--- START ---
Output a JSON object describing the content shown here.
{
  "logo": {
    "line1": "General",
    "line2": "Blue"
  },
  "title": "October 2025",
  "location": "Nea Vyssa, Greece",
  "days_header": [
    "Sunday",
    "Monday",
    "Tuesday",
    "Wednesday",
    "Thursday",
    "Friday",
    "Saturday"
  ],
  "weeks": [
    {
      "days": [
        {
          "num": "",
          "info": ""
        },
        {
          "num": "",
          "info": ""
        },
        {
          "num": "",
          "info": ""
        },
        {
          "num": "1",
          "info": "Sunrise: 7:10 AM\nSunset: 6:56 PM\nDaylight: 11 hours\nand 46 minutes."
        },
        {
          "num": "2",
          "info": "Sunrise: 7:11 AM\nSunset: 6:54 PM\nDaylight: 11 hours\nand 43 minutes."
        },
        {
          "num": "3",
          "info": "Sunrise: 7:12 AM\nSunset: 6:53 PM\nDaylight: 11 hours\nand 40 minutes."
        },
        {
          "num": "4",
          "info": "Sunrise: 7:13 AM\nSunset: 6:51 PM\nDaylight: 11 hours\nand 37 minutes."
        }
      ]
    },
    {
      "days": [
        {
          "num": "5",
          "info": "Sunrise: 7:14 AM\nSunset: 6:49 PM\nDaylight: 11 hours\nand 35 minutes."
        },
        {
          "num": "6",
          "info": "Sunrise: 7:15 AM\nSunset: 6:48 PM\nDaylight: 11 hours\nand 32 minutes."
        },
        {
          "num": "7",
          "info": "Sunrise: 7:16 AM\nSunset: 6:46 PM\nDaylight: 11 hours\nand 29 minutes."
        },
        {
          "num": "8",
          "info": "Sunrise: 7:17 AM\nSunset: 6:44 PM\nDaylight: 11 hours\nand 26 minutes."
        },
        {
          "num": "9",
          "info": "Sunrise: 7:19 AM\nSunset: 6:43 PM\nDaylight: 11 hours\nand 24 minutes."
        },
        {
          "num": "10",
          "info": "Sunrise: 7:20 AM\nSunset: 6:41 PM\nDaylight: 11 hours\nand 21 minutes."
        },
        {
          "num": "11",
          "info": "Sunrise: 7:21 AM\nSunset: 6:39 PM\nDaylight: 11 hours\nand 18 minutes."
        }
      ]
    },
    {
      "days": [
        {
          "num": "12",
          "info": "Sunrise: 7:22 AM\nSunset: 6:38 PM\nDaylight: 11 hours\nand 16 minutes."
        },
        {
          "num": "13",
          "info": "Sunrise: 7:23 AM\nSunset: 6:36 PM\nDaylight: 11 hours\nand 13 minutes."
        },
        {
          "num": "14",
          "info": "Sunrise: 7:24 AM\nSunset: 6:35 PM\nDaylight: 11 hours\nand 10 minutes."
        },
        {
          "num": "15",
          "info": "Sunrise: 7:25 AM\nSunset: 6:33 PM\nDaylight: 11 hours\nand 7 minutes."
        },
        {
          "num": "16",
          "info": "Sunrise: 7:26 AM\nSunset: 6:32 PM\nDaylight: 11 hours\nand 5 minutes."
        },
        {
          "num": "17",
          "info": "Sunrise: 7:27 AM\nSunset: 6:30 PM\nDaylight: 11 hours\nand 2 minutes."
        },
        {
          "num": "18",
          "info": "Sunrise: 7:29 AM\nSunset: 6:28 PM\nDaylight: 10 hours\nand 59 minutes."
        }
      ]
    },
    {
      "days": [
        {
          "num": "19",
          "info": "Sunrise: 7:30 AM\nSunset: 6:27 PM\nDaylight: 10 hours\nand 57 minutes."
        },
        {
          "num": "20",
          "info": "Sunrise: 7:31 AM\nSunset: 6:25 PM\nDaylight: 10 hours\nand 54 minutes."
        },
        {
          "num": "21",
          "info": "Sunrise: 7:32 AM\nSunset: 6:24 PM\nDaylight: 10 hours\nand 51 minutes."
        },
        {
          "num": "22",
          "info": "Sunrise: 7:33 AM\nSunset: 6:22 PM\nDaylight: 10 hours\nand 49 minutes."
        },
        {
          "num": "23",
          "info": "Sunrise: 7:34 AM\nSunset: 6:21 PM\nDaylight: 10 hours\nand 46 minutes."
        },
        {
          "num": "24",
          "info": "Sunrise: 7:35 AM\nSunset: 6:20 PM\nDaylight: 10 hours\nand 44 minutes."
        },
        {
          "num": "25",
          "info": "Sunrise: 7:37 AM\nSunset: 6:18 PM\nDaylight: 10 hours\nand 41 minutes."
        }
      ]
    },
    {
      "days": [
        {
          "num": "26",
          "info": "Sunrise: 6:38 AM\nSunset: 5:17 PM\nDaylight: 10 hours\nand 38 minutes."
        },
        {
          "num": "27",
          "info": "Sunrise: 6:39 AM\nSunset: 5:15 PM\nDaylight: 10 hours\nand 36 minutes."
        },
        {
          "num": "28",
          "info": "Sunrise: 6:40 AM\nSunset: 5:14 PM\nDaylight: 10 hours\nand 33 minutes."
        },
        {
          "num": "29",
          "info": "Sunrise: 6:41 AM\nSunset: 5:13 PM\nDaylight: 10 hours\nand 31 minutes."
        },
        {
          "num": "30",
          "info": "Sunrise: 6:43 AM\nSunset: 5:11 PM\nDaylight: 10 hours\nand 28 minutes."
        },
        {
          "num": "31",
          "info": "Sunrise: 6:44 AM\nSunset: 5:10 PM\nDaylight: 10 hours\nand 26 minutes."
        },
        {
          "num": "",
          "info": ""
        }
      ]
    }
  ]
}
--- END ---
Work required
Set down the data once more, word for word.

Response to the task
Output a JSON object describing the content shown here.
{
  "logo": {
    "line1": "General",
    "line2": "Blue"
  },
  "title": "October 2025",
  "location": "Nea Vyssa, Greece",
  "days_header": [
    "Sunday",
    "Monday",
    "Tuesday",
    "Wednesday",
    "Thursday",
    "Friday",
    "Saturday"
  ],
  "weeks": [
    {
      "days": [
        {
          "num": "",
          "info": ""
        },
        {
          "num": "",
          "info": ""
        },
        {
          "num": "",
          "info": ""
        },
        {
          "num": "1",
          "info": "Sunrise: 7:10 AM\nSunset: 6:56 PM\nDaylight: 11 hours\nand 46 minutes."
        },
        {
          "num": "2",
          "info": "Sunrise: 7:11 AM\nSunset: 6:54 PM\nDaylight: 11 hours\nand 43 minutes."
        },
        {
          "num": "3",
          "info": "Sunrise: 7:12 AM\nSunset: 6:53 PM\nDaylight: 11 hours\nand 40 minutes."
        },
        {
          "num": "4",
          "info": "Sunrise: 7:13 AM\nSunset: 6:51 PM\nDaylight: 11 hours\nand 37 minutes."
        }
      ]
    },
    {
      "days": [
        {
          "num": "5",
          "info": "Sunrise: 7:14 AM\nSunset: 6:49 PM\nDaylight: 11 hours\nand 35 minutes."
        },
        {
          "num": "6",
          "info": "Sunrise: 7:15 AM\nSunset: 6:48 PM\nDaylight: 11 hours\nand 32 minutes."
        },
        {
          "num": "7",
          "info": "Sunrise: 7:16 AM\nSunset: 6:46 PM\nDaylight: 11 hours\nand 29 minutes."
        },
        {
          "num": "8",
          "info": "Sunrise: 7:17 AM\nSunset: 6:44 PM\nDaylight: 11 hours\nand 26 minutes."
        },
        {
          "num": "9",
          "info": "Sunrise: 7:19 AM\nSunset: 6:43 PM\nDaylight: 11 hours\nand 24 minutes."
        },
        {
          "num": "10",
          "info": "Sunrise: 7:20 AM\nSunset: 6:41 PM\nDaylight: 11 hours\nand 21 minutes."
        },
        {
          "num": "11",
          "info": "Sunrise: 7:21 AM\nSunset: 6:39 PM\nDaylight: 11 hours\nand 18 minutes."
        }
      ]
    },
    {
      "days": [
        {
          "num": "12",
          "info": "Sunrise: 7:22 AM\nSunset: 6:38 PM\nDaylight: 11 hours\nand 16 minutes."
        },
        {
          "num": "13",
          "info": "Sunrise: 7:23 AM\nSunset: 6:36 PM\nDaylight: 11 hours\nand 13 minutes."
        },
        {
          "num": "14",
          "info": "Sunrise: 7:24 AM\nSunset: 6:35 PM\nDaylight: 11 hours\nand 10 minutes."
        },
        {
          "num": "15",
          "info": "Sunrise: 7:25 AM\nSunset: 6:33 PM\nDaylight: 11 hours\nand 7 minutes."
        },
        {
          "num": "16",
          "info": "Sunrise: 7:26 AM\nSunset: 6:32 PM\nDaylight: 11 hours\nand 5 minutes."
        },
        {
          "num": "17",
          "info": "Sunrise: 7:27 AM\nSunset: 6:30 PM\nDaylight: 11 hours\nand 2 minutes."
        },
        {
          "num": "18",
          "info": "Sunrise: 7:29 AM\nSunset: 6:28 PM\nDaylight: 10 hours\nand 59 minutes."
        }
      ]
    },
    {
      "days": [
        {
          "num": "19",
          "info": "Sunrise: 7:30 AM\nSunset: 6:27 PM\nDaylight: 10 hours\nand 57 minutes."
        },
        {
          "num": "20",
          "info": "Sunrise: 7:31 AM\nSunset: 6:25 PM\nDaylight: 10 hours\nand 54 minutes."
        },
        {
          "num": "21",
          "info": "Sunrise: 7:32 AM\nSunset: 6:24 PM\nDaylight: 10 hours\nand 51 minutes."
        },
        {
          "num": "22",
          "info": "Sunrise: 7:33 AM\nSunset: 6:22 PM\nDaylight: 10 hours\nand 49 minutes."
        },
        {
          "num": "23",
          "info": "Sunrise: 7:34 AM\nSunset: 6:21 PM\nDaylight: 10 hours\nand 46 minutes."
        },
        {
          "num": "24",
          "info": "Sunrise: 7:35 AM\nSunset: 6:20 PM\nDaylight: 10 hours\nand 44 minutes."
        },
        {
          "num": "25",
          "info": "Sunrise: 7:37 AM\nSunset: 6:18 PM\nDaylight: 10 hours\nand 41 minutes."
        }
      ]
    },
    {
      "days": [
        {
          "num": "26",
          "info": "Sunrise: 6:38 AM\nSunset: 5:17 PM\nDaylight: 10 hours\nand 38 minutes."
        },
        {
          "num": "27",
          "info": "Sunrise: 6:39 AM\nSunset: 5:15 PM\nDaylight: 10 hours\nand 36 minutes."
        },
        {
          "num": "28",
          "info": "Sunrise: 6:40 AM\nSunset: 5:14 PM\nDaylight: 10 hours\nand 33 minutes."
        },
        {
          "num": "29",
          "info": "Sunrise: 6:41 AM\nSunset: 5:13 PM\nDaylight: 10 hours\nand 31 minutes."
        },
        {
          "num": "30",
          "info": "Sunrise: 6:43 AM\nSunset: 5:11 PM\nDaylight: 10 hours\nand 28 minutes."
        },
        {
          "num": "31",
          "info": "Sunrise: 6:44 AM\nSunset: 5:10 PM\nDaylight: 10 hours\nand 26 minutes."
        },
        {
          "num": "",
          "info": ""
        }
      ]
    }
  ]
}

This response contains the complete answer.